The most interesting characters in the film are Shamila (Barbara Miguel), the Muslim girl, and Danny Tua (Francis Magundayao), who has achieved much success in his professional career at a very young age thanks to installation. These two characters, together and separately, figure in a few beautiful moments of the film. Danny comes home to his family from the city once, and when he reunites with Shamila and his other childhood friends at the creek where they have always played, he is struck with longing for the childhood he had given up to get ahead in life.
Beyond these two characters, however, the ensemble is filled with characters beholden to the film’s premise and its urgent ideas. Their thoughts and actions flow from the needs of exposition; they are practical characters touched and changed by technology first and foremost, displaying their humanity only secondarily.
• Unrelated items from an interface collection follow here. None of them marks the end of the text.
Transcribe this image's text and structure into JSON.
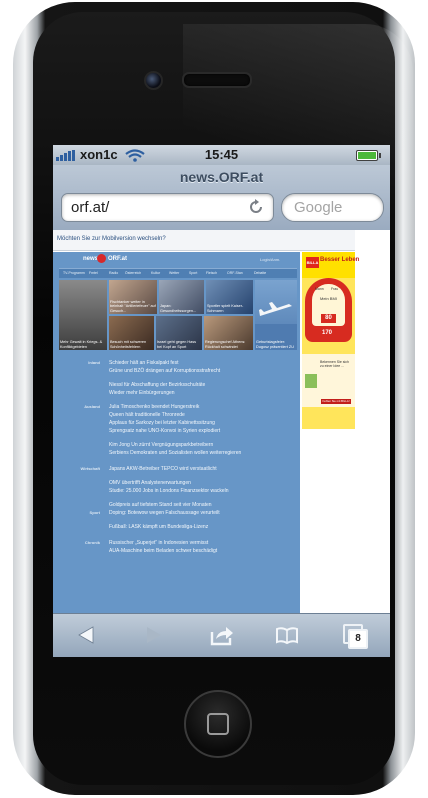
{
  "status_bar": {
    "carrier": "xon1c",
    "time": "15:45"
  },
  "browser": {
    "page_title": "news.ORF.at",
    "url": "orf.at/",
    "search_placeholder": "Google",
    "tab_count": "8"
  },
  "page": {
    "mobile_banner": "Möchten Sie zur Mobilversion wechseln?",
    "header_news": "news",
    "header_orf": "ORF.at",
    "login": "Login/Anm.",
    "nav": [
      "TV-Programm",
      "Fmtel",
      "Radio",
      "Österreich",
      "Kultur",
      "Wetter",
      "Sport",
      "Fleisch",
      "ORF-Stan",
      "Debatte"
    ],
    "teaser_captions": [
      "Mehr Gewalt in Kriegs- & Konfliktgebieten",
      "Fischtanker weiter in beinhalt \"Artilleriefeuer\" auf Gesuch...",
      "Japan: Gesundheitssorgen...",
      "Sportler spielt Kaiser-Schmarrn",
      "\"Al Kaida-Terrorist\" war CIA-Informant",
      "Besuch mit schweren Schönheitsfehlern",
      "Israel geht gegen Hass bei Kopf an Sport",
      "Regierungschef Athens: Rückhalt schwindet",
      "Geburtstagsfeier: Dugosz präsentiert ZU"
    ],
    "headlines": [
      {
        "category": "Inland",
        "items": [
          "Schieder hält an Fiskalpakt fest",
          "Grüne und BZÖ drängen auf Korruptionsstrafrecht",
          "Niessl für Abschaffung der Bezirksschulräte",
          "Wieder mehr Einbürgerungen"
        ]
      },
      {
        "category": "Ausland",
        "items": [
          "Julia Timoschenko beendet Hungerstreik",
          "Queen hält traditionelle Thronrede",
          "Applaus für Sarkozy bei letzter Kabinettssitzung",
          "Sprengsatz nahe UNO-Konvoi in Syrien explodiert",
          "Kim Jong Un zürnt Vergnügungsparkbetreibern",
          "Serbiens Demokraten und Sozialisten wollen weiterregieren"
        ]
      },
      {
        "category": "Wirtschaft",
        "items": [
          "Japans AKW-Betreiber TEPCO wird verstaatlicht",
          "OMV übertrifft Analystenerwartungen",
          "Studie: 25.000 Jobs in Londons Finanzsektor wackeln",
          "Goldpreis auf tiefstem Stand seit vier Monaten"
        ]
      },
      {
        "category": "Sport",
        "items": [
          "Doping: Botewow wegen Falschaussage verurteilt",
          "Fußball: LASK kämpft um Bundesliga-Lizenz"
        ]
      },
      {
        "category": "Chronik",
        "items": [
          "Russischer „Superjet“ in Indonesien vermisst",
          "AUA-Maschine beim Beladen schwer beschädigt"
        ]
      }
    ],
    "ad": {
      "logo": "BILLA",
      "slogan": "Besser Leben",
      "tabs": [
        "Mann",
        "Frau"
      ],
      "caption": "Mein BMI",
      "value1": "80",
      "value2": "170",
      "button": "Jetzt BMI berechnen!",
      "text2": "Bekennen Sie sich zu einer Idee ...",
      "button2": "Fehlen Sie mit BILLA!"
    }
  },
  "colors": {
    "orf_blue": "#6796c7",
    "billa_red": "#d72b20",
    "billa_yellow": "#ffe000"
  }
}
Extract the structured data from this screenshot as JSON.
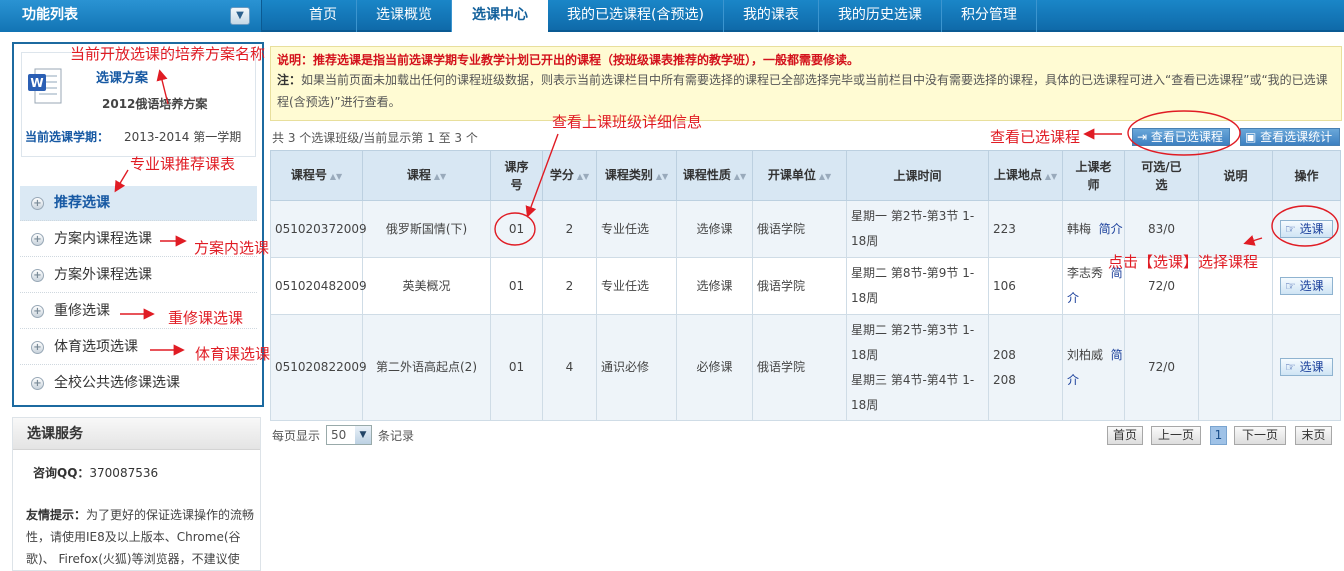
{
  "header": {
    "menu_title": "功能列表",
    "toggle_glyph": "▼",
    "nav_tabs": [
      "首页",
      "选课概览",
      "选课中心",
      "我的已选课程(含预选)",
      "我的课表",
      "我的历史选课",
      "积分管理"
    ],
    "active_tab": "选课中心"
  },
  "sidebar": {
    "scheme_label": "选课方案",
    "scheme_name": "2012俄语培养方案",
    "term_label": "当前选课学期：",
    "term_value": "2013-2014 第一学期",
    "items": [
      {
        "label": "推荐选课",
        "active": true
      },
      {
        "label": "方案内课程选课"
      },
      {
        "label": "方案外课程选课"
      },
      {
        "label": "重修选课"
      },
      {
        "label": "体育选项选课"
      },
      {
        "label": "全校公共选修课选课"
      }
    ]
  },
  "service": {
    "title": "选课服务",
    "qq_label": "咨询QQ：",
    "qq_value": "370087536",
    "tip_label": "友情提示：",
    "tip_text": "为了更好的保证选课操作的流畅性，请使用IE8及以上版本、Chrome(谷歌)、 Firefox(火狐)等浏览器，不建议使"
  },
  "notice": {
    "title": "说明：推荐选课是指当前选课学期专业教学计划已开出的课程（按班级课表推荐的教学班），一般都需要修读。",
    "body_label": "注：",
    "body_text": "如果当前页面未加载出任何的课程班级数据，则表示当前选课栏目中所有需要选择的课程已全部选择完毕或当前栏目中没有需要选择的课程，具体的已选课程可进入“查看已选课程”或“我的已选课程(含预选)”进行查看。"
  },
  "toolbar": {
    "count_text": "共 3 个选课班级/当前显示第 1 至 3 个",
    "view_selected": "查看已选课程",
    "view_stats": "查看选课统计"
  },
  "table": {
    "headers": [
      "课程号",
      "课程",
      "课序号",
      "学分",
      "课程类别",
      "课程性质",
      "开课单位",
      "上课时间",
      "上课地点",
      "上课老师",
      "可选/已选",
      "说明",
      "操作"
    ],
    "rows": [
      {
        "code": "051020372009",
        "name": "俄罗斯国情(下)",
        "seq": "01",
        "credit": "2",
        "category": "专业任选",
        "nature": "选修课",
        "unit": "俄语学院",
        "time": [
          "星期一 第2节-第3节 1-18周"
        ],
        "place": [
          "223"
        ],
        "teacher": "韩梅",
        "intro": "简介",
        "avail": "83/0",
        "note": "",
        "action": "选课"
      },
      {
        "code": "051020482009",
        "name": "英美概况",
        "seq": "01",
        "credit": "2",
        "category": "专业任选",
        "nature": "选修课",
        "unit": "俄语学院",
        "time": [
          "星期二 第8节-第9节 1-18周"
        ],
        "place": [
          "106"
        ],
        "teacher": "李志秀",
        "intro": "简介",
        "avail": "72/0",
        "note": "",
        "action": "选课"
      },
      {
        "code": "051020822009",
        "name": "第二外语高起点(2)",
        "seq": "01",
        "credit": "4",
        "category": "通识必修",
        "nature": "必修课",
        "unit": "俄语学院",
        "time": [
          "星期二 第2节-第3节 1-18周",
          "星期三 第4节-第4节 1-18周"
        ],
        "place": [
          "208",
          "208"
        ],
        "teacher": "刘柏威",
        "intro": "简介",
        "avail": "72/0",
        "note": "",
        "action": "选课"
      }
    ]
  },
  "pager": {
    "per_page_label": "每页显示",
    "per_page_value": "50",
    "records_label": "条记录",
    "first": "首页",
    "prev": "上一页",
    "current": "1",
    "next": "下一页",
    "last": "末页"
  },
  "annotations": {
    "scheme": "当前开放选课的培养方案名称",
    "recommend": "专业课推荐课表",
    "inplan": "方案内选课",
    "retake": "重修课选课",
    "pe": "体育课选课",
    "detail": "查看上课班级详细信息",
    "selected": "查看已选课程",
    "choose": "点击【选课】选择课程"
  },
  "colors": {
    "annotation": "#e01c24",
    "header_blue": "#1274b4",
    "link_blue": "#1a3f9b"
  }
}
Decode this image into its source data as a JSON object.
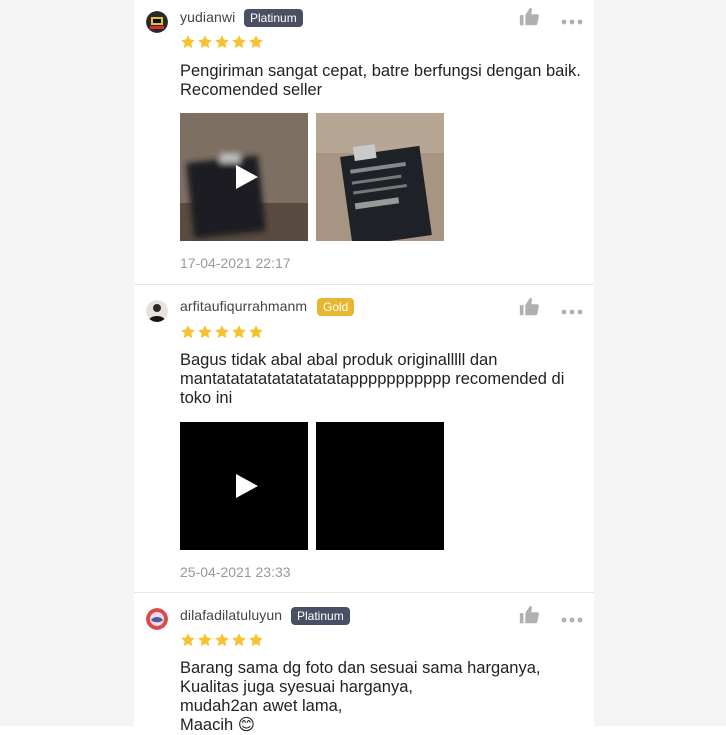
{
  "reviews": [
    {
      "username": "yudianwi",
      "badge": "Platinum",
      "rating": 5,
      "text_lines": [
        "Pengiriman sangat cepat, batre berfungsi dengan baik.",
        "Recomended seller"
      ],
      "timestamp": "17-04-2021 22:17",
      "media": [
        {
          "kind": "video",
          "icon": "play-icon"
        },
        {
          "kind": "photo"
        }
      ]
    },
    {
      "username": "arfitaufiqurrahmanm",
      "badge": "Gold",
      "rating": 5,
      "text_lines": [
        "Bagus tidak abal abal produk originalllll dan",
        "mantatatatatatatatatatappppppppppp recomended di",
        "toko ini"
      ],
      "timestamp": "25-04-2021 23:33",
      "media": [
        {
          "kind": "video",
          "icon": "play-icon"
        },
        {
          "kind": "photo"
        }
      ]
    },
    {
      "username": "dilafadilatuluyun",
      "badge": "Platinum",
      "rating": 5,
      "text_lines": [
        "Barang sama dg foto dan sesuai sama harganya,",
        "Kualitas juga syesuai harganya,",
        "mudah2an awet lama,",
        "Maacih 😊"
      ]
    }
  ],
  "colors": {
    "star": "#f6c231",
    "badge_platinum": "#4a4f63",
    "badge_gold": "#e9b631",
    "timestamp": "#999999",
    "icon": "#b0b0b0"
  }
}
In exploring its myriad themes, the film is left with no space for developing deeply sympathetic personalities. The characters are intellectually engaging, but not as affective as in other films with a more solid grasp of drama.
An uplifting alternative
The ToFarm Film Festival stands out as a fresh new competitor among the crop of film festivals sprouting today in the Philippines because of its focus: agriculture. This sector of the country’s economy employs a third of our labor force, and its development is critical to the inclusive growth that our supposedly-democratic society desperately needs. ToFarm’s has the unique potential to play a visionary role in agricultural advocacy. Using the engaging medium of cinema, it can capture the imagination of those who would otherwise not value agriculture as a worthwhile field of endeavor.
(Instalado has received enthusiastic responses in screenings at the University of the Philippines in Los Baños, a national center for agricultural education and research. The film may be deficient as a cinematic artwork, but its value and success in resonating with audiences is undeniable, and the filmmakers deserve to be proud.)
Mainstream Filipino films are already overflowing with bourgeois characters. It can be quite powerful to see, for a change, empowered, happy farmers. We need films that make farming appealing in a positive way, more optimistic than Instalado, where the advocacy for agriculture is sentimental, no more than an appeal to emotion. (If Victor were to leave for the city, he would be leaving his parents behind on their poor, miserable fields.) The story makes a strong case for reforming education, but it fails to discuss the needs and benefits of agriculture.
Films should also assist in rectifying the Filipino attitude to science in general. They should make it known that solving scientific challenges is a meaningful and joyful endeavor. In fact it does not have to be science fiction; a positive portrayal of scientists can go a long way. Bring in new characters, Filipino scientists, to the screen, so they can serve as role models for the youth.
There are rumors that Instalado may only be the first film in a trilogy. It could still strike a more uplifting tone in future installments. (Or should we call those installations?) Hopefully, in those sequels, the portrayal of science will no longer be alarmist, but gentle, nuanced, and optimistic.
Film still screen-captured from the official film trailer.